• [Work task] In the entries that follow, which lines hold the string "icon"? List them.

——

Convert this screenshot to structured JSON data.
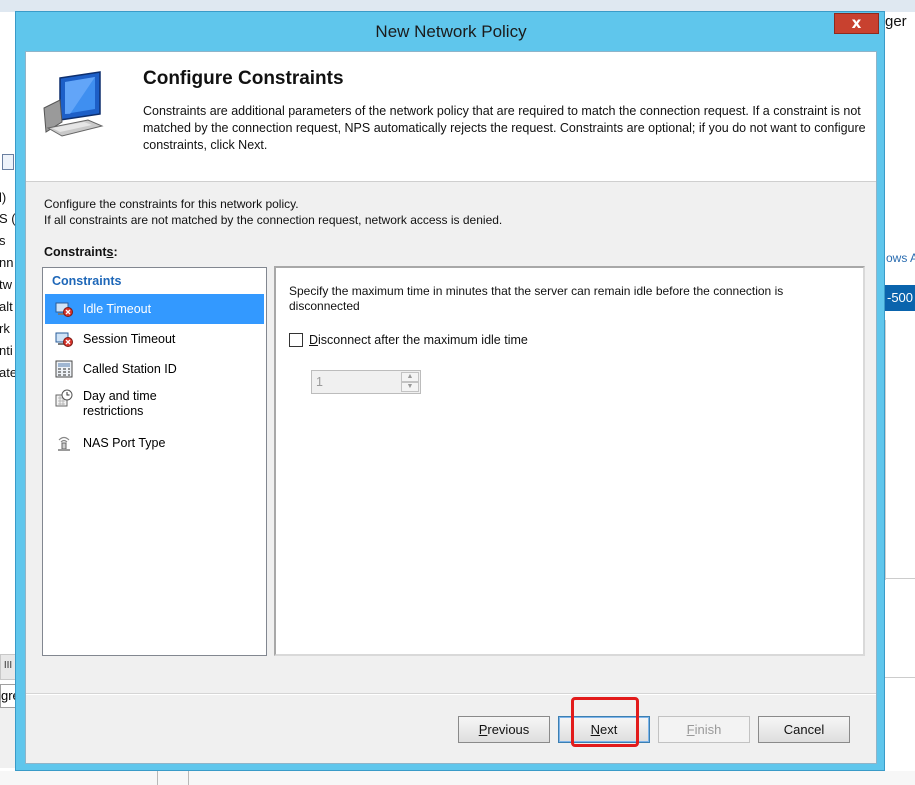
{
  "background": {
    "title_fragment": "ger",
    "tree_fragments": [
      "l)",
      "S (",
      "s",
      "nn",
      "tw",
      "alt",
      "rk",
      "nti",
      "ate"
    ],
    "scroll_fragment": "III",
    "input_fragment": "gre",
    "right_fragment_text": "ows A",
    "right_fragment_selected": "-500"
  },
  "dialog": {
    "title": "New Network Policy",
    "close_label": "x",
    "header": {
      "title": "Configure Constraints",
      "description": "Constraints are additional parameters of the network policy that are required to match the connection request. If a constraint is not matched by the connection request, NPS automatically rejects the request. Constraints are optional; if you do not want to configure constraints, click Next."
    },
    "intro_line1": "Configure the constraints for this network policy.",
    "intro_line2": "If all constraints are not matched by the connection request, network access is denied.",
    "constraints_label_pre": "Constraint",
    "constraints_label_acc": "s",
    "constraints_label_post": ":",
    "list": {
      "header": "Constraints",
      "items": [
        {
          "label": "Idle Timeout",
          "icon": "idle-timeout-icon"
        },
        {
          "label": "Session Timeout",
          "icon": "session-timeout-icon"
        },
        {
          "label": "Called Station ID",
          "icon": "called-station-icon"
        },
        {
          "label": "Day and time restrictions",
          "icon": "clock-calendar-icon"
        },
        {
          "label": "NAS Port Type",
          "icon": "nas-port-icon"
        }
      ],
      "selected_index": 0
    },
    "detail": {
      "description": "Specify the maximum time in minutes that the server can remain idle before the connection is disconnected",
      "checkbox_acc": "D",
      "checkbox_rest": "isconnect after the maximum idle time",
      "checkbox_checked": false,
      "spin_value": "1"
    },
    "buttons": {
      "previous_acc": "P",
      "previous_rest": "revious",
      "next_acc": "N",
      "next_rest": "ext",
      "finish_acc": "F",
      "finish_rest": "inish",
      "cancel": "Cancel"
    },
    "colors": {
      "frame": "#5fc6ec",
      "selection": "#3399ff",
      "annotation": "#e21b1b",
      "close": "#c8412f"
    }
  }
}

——

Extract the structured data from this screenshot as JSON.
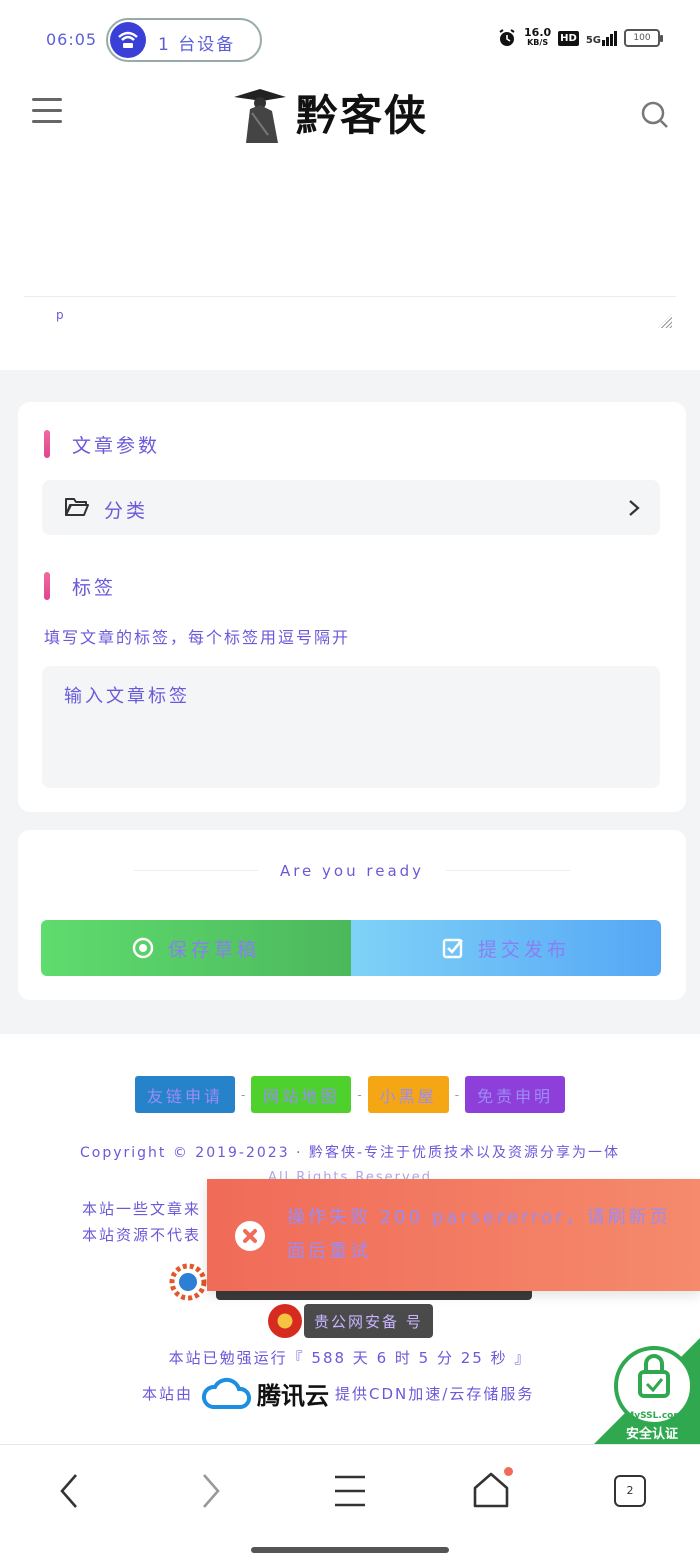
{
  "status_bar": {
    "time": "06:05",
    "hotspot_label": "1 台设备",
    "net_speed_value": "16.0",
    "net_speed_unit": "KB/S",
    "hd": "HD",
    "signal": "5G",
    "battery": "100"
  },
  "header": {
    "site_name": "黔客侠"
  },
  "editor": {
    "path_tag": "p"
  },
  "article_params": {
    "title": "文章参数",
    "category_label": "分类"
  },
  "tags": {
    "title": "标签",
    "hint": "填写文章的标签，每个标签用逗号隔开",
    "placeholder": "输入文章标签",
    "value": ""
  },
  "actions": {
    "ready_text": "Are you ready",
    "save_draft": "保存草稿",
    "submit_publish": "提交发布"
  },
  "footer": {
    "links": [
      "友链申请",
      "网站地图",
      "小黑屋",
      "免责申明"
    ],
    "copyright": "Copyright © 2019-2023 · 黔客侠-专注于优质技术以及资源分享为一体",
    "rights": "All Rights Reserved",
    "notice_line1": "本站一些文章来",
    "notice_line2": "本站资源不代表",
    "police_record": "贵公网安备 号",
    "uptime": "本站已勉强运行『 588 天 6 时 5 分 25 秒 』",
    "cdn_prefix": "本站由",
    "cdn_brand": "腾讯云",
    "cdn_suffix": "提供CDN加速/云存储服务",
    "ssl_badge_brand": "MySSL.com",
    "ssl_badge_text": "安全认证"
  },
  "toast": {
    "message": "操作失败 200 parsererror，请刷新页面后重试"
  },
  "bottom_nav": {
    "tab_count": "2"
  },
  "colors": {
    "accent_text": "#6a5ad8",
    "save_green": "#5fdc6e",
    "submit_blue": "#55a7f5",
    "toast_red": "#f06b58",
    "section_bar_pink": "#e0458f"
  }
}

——

• [Solution for this task]
          "icon": "idle-timeout-icon"
          "icon": "session-timeout-icon"
          "icon": "called-station-icon"
          "icon": "clock-calendar-icon"
          "icon": "nas-port-icon"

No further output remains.